==== RECORDS SHOWN

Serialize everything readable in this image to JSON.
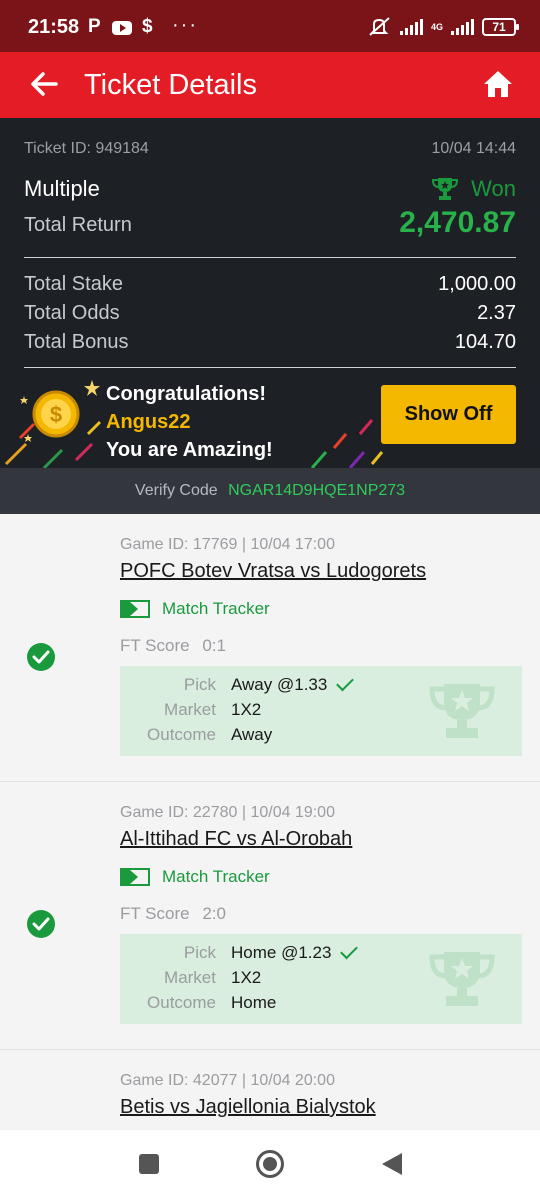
{
  "status_bar": {
    "time": "21:58",
    "network": "4G",
    "battery": "71"
  },
  "app_bar": {
    "title": "Ticket Details"
  },
  "ticket": {
    "id_label": "Ticket ID: 949184",
    "datetime": "10/04 14:44",
    "type": "Multiple",
    "status": "Won",
    "total_return_label": "Total Return",
    "total_return": "2,470.87",
    "rows": [
      {
        "label": "Total Stake",
        "value": "1,000.00"
      },
      {
        "label": "Total Odds",
        "value": "2.37"
      },
      {
        "label": "Total Bonus",
        "value": "104.70"
      }
    ]
  },
  "banner": {
    "line1": "Congratulations!",
    "username": "Angus22",
    "line3": "You are Amazing!",
    "button_label": "Show Off"
  },
  "verify": {
    "label": "Verify Code",
    "code": "NGAR14D9HQE1NP273"
  },
  "games": [
    {
      "meta": "Game ID: 17769 | 10/04 17:00",
      "title": "POFC Botev Vratsa vs Ludogorets",
      "tracker_label": "Match Tracker",
      "ft_label": "FT Score",
      "ft_score": "0:1",
      "pick_label": "Pick",
      "pick": "Away @1.33",
      "market_label": "Market",
      "market": "1X2",
      "outcome_label": "Outcome",
      "outcome": "Away"
    },
    {
      "meta": "Game ID: 22780 | 10/04 19:00",
      "title": "Al-Ittihad FC vs Al-Orobah",
      "tracker_label": "Match Tracker",
      "ft_label": "FT Score",
      "ft_score": "2:0",
      "pick_label": "Pick",
      "pick": "Home @1.23",
      "market_label": "Market",
      "market": "1X2",
      "outcome_label": "Outcome",
      "outcome": "Home"
    },
    {
      "meta": "Game ID: 42077 | 10/04 20:00",
      "title": "Betis vs Jagiellonia Bialystok"
    }
  ],
  "colors": {
    "brand_red": "#e41c25",
    "status_bar": "#7a1418",
    "summary_bg": "#1d2025",
    "won_green": "#1a9a3c",
    "return_green": "#27b24a",
    "show_off_yellow": "#f5b800",
    "verify_code_green": "#2ecc5a",
    "username_yellow": "#f5b800"
  }
}
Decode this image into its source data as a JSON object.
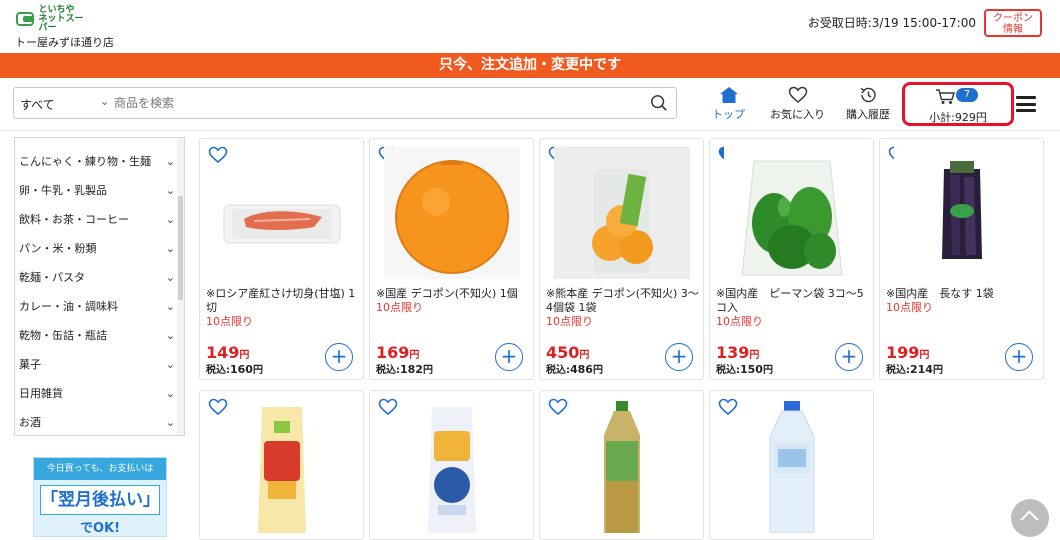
{
  "header": {
    "logo_text": "といちや\nネットスーパー",
    "store_name": "トー屋みずほ通り店",
    "pickup": "お受取日時:3/19 15:00-17:00",
    "coupon_line1": "クーポン",
    "coupon_line2": "情報"
  },
  "banner": {
    "text": "只今、注文追加・変更中です"
  },
  "search": {
    "category": "すべて",
    "placeholder": "商品を検索"
  },
  "nav": {
    "top": "トップ",
    "favorites": "お気に入り",
    "history": "購入履歴",
    "cart_count": "7",
    "cart_subtotal": "小計:929円"
  },
  "colors": {
    "accent": "#1f6fd1",
    "banner": "#f05a1e",
    "price": "#e02020",
    "highlight": "#e8112d"
  },
  "sidebar": {
    "categories": [
      "こんにゃく・練り物・生麺",
      "卵・牛乳・乳製品",
      "飲料・お茶・コーヒー",
      "パン・米・粉類",
      "乾麺・パスタ",
      "カレー・油・調味料",
      "乾物・缶詰・瓶詰",
      "菓子",
      "日用雑貨",
      "お酒"
    ]
  },
  "promo": {
    "top": "今日買っても、お支払いは",
    "main": "「翌月後払い」",
    "sub": "でOK!"
  },
  "products": [
    {
      "name": "※ロシア産紅さけ切身(甘塩) 1切",
      "limit": "10点限り",
      "price": "149",
      "tax": "160",
      "favorite": false
    },
    {
      "name": "※国産 デコポン(不知火) 1個",
      "limit": "10点限り",
      "price": "169",
      "tax": "182",
      "favorite": false
    },
    {
      "name": "※熊本産 デコポン(不知火) 3～4個袋 1袋",
      "limit": "10点限り",
      "price": "450",
      "tax": "486",
      "favorite": false
    },
    {
      "name": "※国内産　ピーマン袋 3コ～5コ入",
      "limit": "10点限り",
      "price": "139",
      "tax": "150",
      "favorite": true
    },
    {
      "name": "※国内産　長なす 1袋",
      "limit": "10点限り",
      "price": "199",
      "tax": "214",
      "favorite": false
    }
  ],
  "labels": {
    "yen": "円",
    "tax_prefix": "税込:"
  }
}
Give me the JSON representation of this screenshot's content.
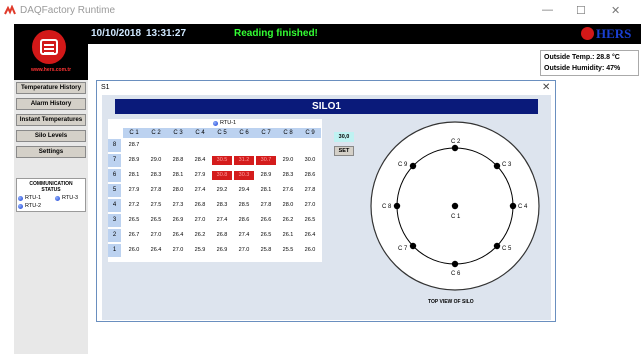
{
  "window": {
    "title": "DAQFactory Runtime",
    "controls": [
      "—",
      "☐",
      "✕"
    ]
  },
  "sidebar": {
    "logo_url": "www.hers.com.tr",
    "buttons": [
      "Temperature History",
      "Alarm History",
      "Instant Temperatures",
      "Silo Levels",
      "Settings"
    ],
    "comm_title_1": "COMMUNICATION",
    "comm_title_2": "STATUS",
    "rtus": [
      "RTU-1",
      "RTU-3",
      "RTU-2"
    ]
  },
  "topbar": {
    "date": "10/10/2018",
    "time": "13:31:27",
    "status": "Reading finished!",
    "brand": "HERS"
  },
  "outside": {
    "temp": "Outside Temp.: 28.8 °C",
    "humidity": "Outside Humidity: 47%"
  },
  "dialog": {
    "title": "S1",
    "close": "✕",
    "silo_name": "SILO1",
    "rtu_label": "RTU-1",
    "columns": [
      "C 1",
      "C 2",
      "C 3",
      "C 4",
      "C 5",
      "C 6",
      "C 7",
      "C 8",
      "C 9"
    ],
    "rows": [
      {
        "label": "8",
        "values": [
          "28.7",
          "",
          "",
          "",
          "",
          "",
          "",
          "",
          ""
        ]
      },
      {
        "label": "7",
        "values": [
          "28.9",
          "29.0",
          "28.8",
          "28.4",
          "30.5",
          "31.2",
          "30.7",
          "29.0",
          "30.0"
        ]
      },
      {
        "label": "6",
        "values": [
          "28.1",
          "28.3",
          "28.1",
          "27.9",
          "30.8",
          "30.3",
          "28.9",
          "28.3",
          "28.6"
        ]
      },
      {
        "label": "5",
        "values": [
          "27.9",
          "27.8",
          "28.0",
          "27.4",
          "29.2",
          "29.4",
          "28.1",
          "27.6",
          "27.8"
        ]
      },
      {
        "label": "4",
        "values": [
          "27.2",
          "27.5",
          "27.3",
          "26.8",
          "28.3",
          "28.5",
          "27.8",
          "28.0",
          "27.0"
        ]
      },
      {
        "label": "3",
        "values": [
          "26.5",
          "26.5",
          "26.9",
          "27.0",
          "27.4",
          "28.6",
          "26.6",
          "26.2",
          "26.5"
        ]
      },
      {
        "label": "2",
        "values": [
          "26.7",
          "27.0",
          "26.4",
          "26.2",
          "26.8",
          "27.4",
          "26.5",
          "26.1",
          "26.4"
        ]
      },
      {
        "label": "1",
        "values": [
          "26.0",
          "26.4",
          "27.0",
          "25.9",
          "26.9",
          "27.0",
          "25.8",
          "25.5",
          "26.0"
        ]
      }
    ],
    "hot_cells": [
      [
        1,
        4
      ],
      [
        1,
        5
      ],
      [
        1,
        6
      ],
      [
        2,
        4
      ],
      [
        2,
        5
      ]
    ],
    "set_value": "30,0",
    "set_button": "SET",
    "cable_labels": [
      "C 1",
      "C 2",
      "C 3",
      "C 4",
      "C 5",
      "C 6",
      "C 7",
      "C 8",
      "C 9"
    ],
    "caption": "TOP VIEW OF SILO"
  },
  "colors": {
    "banner": "#0a1a7a",
    "hot": "#d41c1c",
    "status_ok": "#33ff33",
    "brand_red": "#d21818"
  }
}
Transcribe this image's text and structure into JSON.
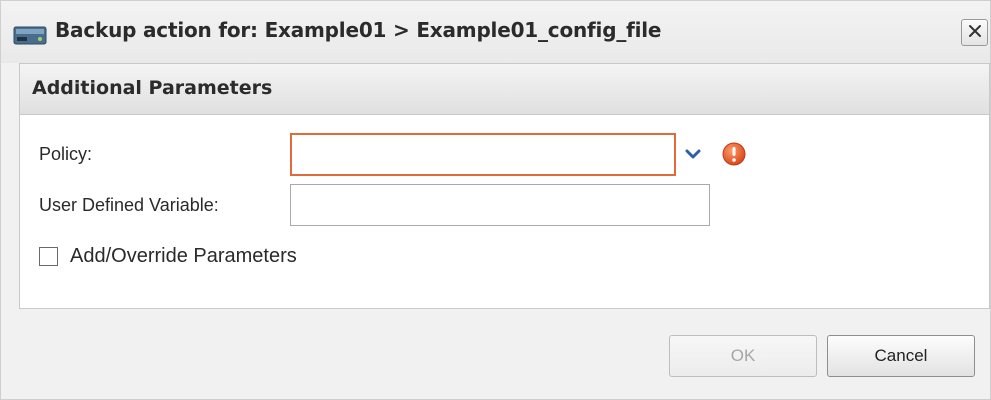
{
  "dialog": {
    "title": "Backup action for: Example01 > Example01_config_file",
    "title_icon": "drive-icon",
    "close_icon": "close-icon"
  },
  "panel": {
    "title": "Additional Parameters"
  },
  "form": {
    "policy": {
      "label": "Policy:",
      "value": "",
      "state": "error",
      "error_color": "#e06a3a"
    },
    "user_defined_variable": {
      "label": "User Defined Variable:",
      "value": ""
    },
    "add_override": {
      "label": "Add/Override Parameters",
      "checked": false
    }
  },
  "buttons": {
    "ok_label": "OK",
    "ok_enabled": false,
    "cancel_label": "Cancel"
  },
  "colors": {
    "error": "#e06a3a",
    "accent": "#2e5fa8"
  }
}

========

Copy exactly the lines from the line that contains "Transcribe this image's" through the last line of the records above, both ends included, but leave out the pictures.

Transcribe this image's text and structure into JSON.
{
  "dialog": {
    "title": "Backup action for: Example01 > Example01_config_file",
    "title_icon": "drive-icon",
    "close_icon": "close-icon"
  },
  "panel": {
    "title": "Additional Parameters"
  },
  "form": {
    "policy": {
      "label": "Policy:",
      "value": "",
      "state": "error",
      "error_color": "#e06a3a"
    },
    "user_defined_variable": {
      "label": "User Defined Variable:",
      "value": ""
    },
    "add_override": {
      "label": "Add/Override Parameters",
      "checked": false
    }
  },
  "buttons": {
    "ok_label": "OK",
    "ok_enabled": false,
    "cancel_label": "Cancel"
  },
  "colors": {
    "error": "#e06a3a",
    "accent": "#2e5fa8"
  }
}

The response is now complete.